By FHF President Colleen Walton
As we roll slowly into the spring, I reflect on the incredible community of supporters of our work with Kenyan Farm families. The annual January trip found 13 volunteers and students in Kenya working as trainers in agriculture, book keeping and dairy herd management. Their efforts enhance the year-round work of our Kenyan staff in building skills and knowledge for rural Kenyan farmers in order that they may enhance their agricultural production, reduce their level of poverty and improve their overall quality of life. In addition to training, FHF prides ourselves in the ability to provide critical items that allow farmers to make the most of their new knowledge and for schools to become better places for children’s learning. Much of the fundraising for these critical items comes from our annual Christmas campaign.
We are grateful for the long-term support of people in PEI and beyond and I would like to share the impact that these contributions have on Kenyan farm families. With almost $50,000 raised in our Christmas campaign, Farmers Helping Farmers will positively impact the lives of roughly 1500 individuals in their farm households and a further 4500 children in schools in Kenya. Water tanks will be installed on the home of 20 families which will save the girls and women countless hours of carrying water from distant sources. This increases the chance that the girls will continue in school and enables the women farmers to spend more time and energy on productive farm work and caring for their family. As well, almost 100 households will have the materials to grow vegetables in small spaces with vegetable grow bags, good quality seeds and a pitchfork to make compost for good soil. Vegetables are just as important for healthy children in Kenya as in Canada, but in Kenya most rural household must grow their own vegetables or do without.

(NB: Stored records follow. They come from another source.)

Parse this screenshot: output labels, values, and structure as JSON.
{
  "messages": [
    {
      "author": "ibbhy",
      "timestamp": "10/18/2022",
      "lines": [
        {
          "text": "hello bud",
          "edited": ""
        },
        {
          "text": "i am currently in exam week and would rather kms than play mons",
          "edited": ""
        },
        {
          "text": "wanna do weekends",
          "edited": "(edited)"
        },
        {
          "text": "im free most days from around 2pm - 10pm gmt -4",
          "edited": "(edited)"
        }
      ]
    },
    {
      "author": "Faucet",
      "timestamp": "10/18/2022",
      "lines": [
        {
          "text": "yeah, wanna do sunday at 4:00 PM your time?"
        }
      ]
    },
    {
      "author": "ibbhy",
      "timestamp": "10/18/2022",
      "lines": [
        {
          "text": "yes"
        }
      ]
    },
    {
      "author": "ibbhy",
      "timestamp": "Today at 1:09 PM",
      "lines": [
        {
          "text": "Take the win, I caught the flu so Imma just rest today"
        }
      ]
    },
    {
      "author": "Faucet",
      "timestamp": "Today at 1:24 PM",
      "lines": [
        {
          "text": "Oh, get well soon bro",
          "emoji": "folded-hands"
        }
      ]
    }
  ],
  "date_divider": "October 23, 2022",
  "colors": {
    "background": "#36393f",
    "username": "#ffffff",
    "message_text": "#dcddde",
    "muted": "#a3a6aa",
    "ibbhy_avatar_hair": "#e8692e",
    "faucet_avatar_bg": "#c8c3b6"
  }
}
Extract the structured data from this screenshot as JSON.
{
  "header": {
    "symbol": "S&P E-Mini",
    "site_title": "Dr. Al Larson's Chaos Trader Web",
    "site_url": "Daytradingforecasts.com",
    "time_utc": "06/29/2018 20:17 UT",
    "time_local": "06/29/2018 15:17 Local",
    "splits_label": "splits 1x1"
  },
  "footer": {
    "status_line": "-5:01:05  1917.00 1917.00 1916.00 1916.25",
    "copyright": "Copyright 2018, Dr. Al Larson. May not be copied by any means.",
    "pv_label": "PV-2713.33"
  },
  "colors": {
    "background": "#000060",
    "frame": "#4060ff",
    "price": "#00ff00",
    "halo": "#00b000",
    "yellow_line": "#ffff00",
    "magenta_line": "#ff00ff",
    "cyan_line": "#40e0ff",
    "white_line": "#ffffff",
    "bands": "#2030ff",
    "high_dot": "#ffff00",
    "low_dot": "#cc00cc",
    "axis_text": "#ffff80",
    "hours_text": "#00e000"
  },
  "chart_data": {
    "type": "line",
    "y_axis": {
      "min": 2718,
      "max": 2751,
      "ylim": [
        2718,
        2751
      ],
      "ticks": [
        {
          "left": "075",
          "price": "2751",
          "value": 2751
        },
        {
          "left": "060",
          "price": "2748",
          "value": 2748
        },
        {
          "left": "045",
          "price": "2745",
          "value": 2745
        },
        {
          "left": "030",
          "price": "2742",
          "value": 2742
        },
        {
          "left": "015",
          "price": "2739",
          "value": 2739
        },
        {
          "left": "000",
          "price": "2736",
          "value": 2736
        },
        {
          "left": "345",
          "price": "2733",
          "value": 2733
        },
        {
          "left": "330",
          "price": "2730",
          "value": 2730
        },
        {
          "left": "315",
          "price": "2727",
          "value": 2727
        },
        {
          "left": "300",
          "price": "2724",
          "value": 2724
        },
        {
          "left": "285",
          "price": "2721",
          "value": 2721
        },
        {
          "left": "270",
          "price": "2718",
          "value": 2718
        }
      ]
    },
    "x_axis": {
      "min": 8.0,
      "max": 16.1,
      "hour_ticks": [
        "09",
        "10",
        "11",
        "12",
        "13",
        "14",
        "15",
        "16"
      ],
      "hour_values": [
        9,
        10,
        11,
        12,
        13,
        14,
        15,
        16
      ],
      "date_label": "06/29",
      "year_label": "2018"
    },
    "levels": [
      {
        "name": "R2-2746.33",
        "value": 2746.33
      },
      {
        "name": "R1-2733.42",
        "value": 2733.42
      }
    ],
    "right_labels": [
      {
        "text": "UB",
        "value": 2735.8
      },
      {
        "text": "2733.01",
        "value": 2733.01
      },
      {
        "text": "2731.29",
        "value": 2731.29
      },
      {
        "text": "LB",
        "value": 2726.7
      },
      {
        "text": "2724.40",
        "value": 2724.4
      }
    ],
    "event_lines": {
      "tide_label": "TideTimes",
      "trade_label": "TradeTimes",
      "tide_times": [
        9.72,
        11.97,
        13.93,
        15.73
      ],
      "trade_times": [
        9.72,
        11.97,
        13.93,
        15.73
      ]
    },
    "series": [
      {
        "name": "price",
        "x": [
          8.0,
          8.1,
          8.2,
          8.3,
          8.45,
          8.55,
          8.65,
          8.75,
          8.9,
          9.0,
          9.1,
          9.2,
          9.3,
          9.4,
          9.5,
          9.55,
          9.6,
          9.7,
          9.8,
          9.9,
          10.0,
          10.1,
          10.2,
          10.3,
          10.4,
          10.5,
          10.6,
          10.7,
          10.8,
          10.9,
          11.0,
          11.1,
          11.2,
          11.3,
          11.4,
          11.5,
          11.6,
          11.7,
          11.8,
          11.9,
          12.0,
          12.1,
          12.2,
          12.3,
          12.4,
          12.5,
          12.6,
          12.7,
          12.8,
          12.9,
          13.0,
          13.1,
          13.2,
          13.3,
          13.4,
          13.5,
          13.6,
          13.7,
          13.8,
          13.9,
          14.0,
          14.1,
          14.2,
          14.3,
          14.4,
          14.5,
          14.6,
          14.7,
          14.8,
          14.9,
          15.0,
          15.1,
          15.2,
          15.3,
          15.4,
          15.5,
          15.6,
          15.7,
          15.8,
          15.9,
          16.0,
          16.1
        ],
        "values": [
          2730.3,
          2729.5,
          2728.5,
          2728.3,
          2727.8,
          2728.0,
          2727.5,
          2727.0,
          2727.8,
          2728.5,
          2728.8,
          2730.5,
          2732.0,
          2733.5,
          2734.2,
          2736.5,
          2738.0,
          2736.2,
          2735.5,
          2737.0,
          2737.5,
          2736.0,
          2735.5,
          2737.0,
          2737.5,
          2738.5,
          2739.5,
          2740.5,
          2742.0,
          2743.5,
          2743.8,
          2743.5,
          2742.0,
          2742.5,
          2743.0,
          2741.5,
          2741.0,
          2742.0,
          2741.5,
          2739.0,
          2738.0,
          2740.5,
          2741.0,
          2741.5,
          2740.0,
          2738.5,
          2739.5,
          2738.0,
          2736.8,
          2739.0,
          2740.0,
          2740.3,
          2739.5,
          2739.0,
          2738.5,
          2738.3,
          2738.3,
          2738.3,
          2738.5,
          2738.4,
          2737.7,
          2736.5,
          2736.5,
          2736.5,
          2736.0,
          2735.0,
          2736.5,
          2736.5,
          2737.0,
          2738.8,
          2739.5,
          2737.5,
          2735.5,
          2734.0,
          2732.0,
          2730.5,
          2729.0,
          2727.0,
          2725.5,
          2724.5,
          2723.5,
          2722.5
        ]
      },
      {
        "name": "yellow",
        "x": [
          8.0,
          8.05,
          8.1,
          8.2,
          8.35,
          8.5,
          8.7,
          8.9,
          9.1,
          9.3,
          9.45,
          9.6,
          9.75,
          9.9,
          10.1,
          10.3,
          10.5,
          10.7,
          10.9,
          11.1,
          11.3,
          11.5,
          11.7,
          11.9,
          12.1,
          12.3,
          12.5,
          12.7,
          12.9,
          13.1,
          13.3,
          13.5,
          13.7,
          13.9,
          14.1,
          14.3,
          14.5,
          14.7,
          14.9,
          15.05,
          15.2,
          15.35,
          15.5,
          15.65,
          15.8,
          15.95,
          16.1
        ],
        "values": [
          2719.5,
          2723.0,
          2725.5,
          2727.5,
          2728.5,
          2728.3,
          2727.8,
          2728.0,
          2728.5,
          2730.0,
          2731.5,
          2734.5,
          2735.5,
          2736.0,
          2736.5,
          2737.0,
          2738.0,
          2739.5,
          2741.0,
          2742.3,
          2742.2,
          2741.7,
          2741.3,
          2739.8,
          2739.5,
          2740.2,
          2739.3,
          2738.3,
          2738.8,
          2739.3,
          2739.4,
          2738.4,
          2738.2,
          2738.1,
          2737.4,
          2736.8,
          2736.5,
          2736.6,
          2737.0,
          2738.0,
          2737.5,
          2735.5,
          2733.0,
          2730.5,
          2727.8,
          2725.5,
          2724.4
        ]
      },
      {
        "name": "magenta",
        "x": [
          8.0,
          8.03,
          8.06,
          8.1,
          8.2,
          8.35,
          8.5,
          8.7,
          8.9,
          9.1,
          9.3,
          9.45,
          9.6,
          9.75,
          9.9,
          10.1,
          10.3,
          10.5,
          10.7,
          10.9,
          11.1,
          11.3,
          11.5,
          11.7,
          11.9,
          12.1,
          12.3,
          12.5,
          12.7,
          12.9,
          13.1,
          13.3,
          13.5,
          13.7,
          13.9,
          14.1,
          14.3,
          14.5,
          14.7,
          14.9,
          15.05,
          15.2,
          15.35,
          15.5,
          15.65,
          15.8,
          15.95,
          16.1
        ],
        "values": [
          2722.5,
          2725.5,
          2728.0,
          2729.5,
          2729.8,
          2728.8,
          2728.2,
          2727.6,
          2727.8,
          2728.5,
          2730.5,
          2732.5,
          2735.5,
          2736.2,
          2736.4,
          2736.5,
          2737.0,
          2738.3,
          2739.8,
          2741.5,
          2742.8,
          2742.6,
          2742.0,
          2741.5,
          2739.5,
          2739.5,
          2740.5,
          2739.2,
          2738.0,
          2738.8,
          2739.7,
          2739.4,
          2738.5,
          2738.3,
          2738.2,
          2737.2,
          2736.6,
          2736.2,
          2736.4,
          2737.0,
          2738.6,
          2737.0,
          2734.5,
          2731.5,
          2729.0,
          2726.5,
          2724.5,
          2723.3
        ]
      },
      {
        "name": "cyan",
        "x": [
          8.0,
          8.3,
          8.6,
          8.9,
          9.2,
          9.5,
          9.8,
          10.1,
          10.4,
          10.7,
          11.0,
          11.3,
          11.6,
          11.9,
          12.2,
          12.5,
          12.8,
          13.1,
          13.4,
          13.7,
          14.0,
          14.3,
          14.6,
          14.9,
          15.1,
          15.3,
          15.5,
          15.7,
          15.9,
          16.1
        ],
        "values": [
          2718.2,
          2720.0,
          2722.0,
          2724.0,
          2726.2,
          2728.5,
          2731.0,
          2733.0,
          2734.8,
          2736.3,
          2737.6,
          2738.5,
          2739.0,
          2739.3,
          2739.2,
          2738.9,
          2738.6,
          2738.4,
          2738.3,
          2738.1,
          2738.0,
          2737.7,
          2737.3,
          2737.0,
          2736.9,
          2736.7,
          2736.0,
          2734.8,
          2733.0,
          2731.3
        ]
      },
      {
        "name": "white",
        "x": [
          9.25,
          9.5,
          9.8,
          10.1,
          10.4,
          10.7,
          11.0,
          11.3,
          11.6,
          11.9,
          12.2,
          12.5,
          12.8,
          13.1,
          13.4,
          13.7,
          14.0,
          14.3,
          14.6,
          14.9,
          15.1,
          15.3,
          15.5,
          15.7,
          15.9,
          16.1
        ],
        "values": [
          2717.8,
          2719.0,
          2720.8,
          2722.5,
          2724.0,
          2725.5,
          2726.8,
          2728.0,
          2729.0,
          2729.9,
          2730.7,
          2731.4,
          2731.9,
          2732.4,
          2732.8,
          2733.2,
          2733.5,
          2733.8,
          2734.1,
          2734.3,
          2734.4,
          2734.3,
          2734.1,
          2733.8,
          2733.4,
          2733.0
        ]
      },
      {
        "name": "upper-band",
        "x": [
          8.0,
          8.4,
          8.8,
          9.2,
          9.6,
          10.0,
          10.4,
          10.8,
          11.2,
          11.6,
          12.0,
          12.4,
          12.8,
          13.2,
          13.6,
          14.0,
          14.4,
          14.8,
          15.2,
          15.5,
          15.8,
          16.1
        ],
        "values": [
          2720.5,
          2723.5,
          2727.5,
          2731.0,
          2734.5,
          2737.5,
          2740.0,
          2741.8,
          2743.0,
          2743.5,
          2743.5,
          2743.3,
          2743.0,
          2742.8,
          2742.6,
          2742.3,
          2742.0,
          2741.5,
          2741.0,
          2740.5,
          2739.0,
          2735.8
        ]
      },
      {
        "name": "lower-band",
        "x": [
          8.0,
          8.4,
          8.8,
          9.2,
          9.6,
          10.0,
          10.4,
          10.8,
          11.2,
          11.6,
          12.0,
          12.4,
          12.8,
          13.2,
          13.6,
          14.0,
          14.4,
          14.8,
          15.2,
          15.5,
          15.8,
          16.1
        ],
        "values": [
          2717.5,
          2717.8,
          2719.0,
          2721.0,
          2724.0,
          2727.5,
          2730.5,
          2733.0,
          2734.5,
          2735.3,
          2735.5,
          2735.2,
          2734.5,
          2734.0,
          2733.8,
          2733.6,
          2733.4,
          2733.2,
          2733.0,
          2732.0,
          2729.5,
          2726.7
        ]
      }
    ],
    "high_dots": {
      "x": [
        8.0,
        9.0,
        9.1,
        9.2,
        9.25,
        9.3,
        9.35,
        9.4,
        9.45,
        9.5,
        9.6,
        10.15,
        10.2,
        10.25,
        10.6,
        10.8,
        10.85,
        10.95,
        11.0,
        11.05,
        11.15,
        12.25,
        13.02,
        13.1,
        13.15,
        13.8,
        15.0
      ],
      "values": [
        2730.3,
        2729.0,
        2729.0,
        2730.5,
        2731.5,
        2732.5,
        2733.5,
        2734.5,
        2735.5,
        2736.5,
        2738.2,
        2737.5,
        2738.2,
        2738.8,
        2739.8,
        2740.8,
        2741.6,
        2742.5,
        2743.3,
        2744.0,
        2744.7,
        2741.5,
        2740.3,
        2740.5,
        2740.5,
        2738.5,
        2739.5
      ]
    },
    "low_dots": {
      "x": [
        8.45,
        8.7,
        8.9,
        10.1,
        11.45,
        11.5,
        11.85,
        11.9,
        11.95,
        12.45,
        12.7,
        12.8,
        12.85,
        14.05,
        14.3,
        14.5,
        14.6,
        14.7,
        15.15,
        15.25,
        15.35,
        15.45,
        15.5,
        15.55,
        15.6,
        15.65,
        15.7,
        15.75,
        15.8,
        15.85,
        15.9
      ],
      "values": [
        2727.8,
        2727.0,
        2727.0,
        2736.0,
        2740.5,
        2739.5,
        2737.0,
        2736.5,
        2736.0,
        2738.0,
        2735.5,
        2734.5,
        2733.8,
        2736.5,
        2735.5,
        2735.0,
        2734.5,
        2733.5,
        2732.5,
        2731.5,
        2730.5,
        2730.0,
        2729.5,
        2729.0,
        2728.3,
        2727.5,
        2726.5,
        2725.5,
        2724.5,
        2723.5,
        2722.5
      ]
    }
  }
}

As part of our work with schools in Kenya, FHF provides the opportunity for PEI schools to twin with Kenyan schools. From the Christmas campaign, 15 Kenyan schools will receive funds for books. This means that roughly 4500 school children will have access to new books to enhance their learning. The donation of funds for solar lights will help an additional 46 students study at night and provide light in their homes without using costly and dangerous kerosene. As well, these solar lights can be used to charge a cell phone which otherwise would cost the farmer both time and money to charge it at a local phone kiosk.
One school, in a particularly dry and rocky area, will receive milk for their roughly 50 younger students for the year. These children will be served their morning uji (porridge) made with milk as opposed to the usual water. This makes the uji incredibly more nutritious for these young minds and bodies. This nutritious uji sets these students up for a good learning day at school and, fast forward, for a greater chance of success and ability to help break the cycle of poverty in Kenya.
I assure you that 100% of your donations are going straight to Kenya. In fact, items are being purchased, distributed and installed by our Kenyan staff as you read this newsletter.
Thank you once again to all our volunteers and donors for your support and confidence that FHF is working hard to make sustainable change in the lives of Kenyan farm families.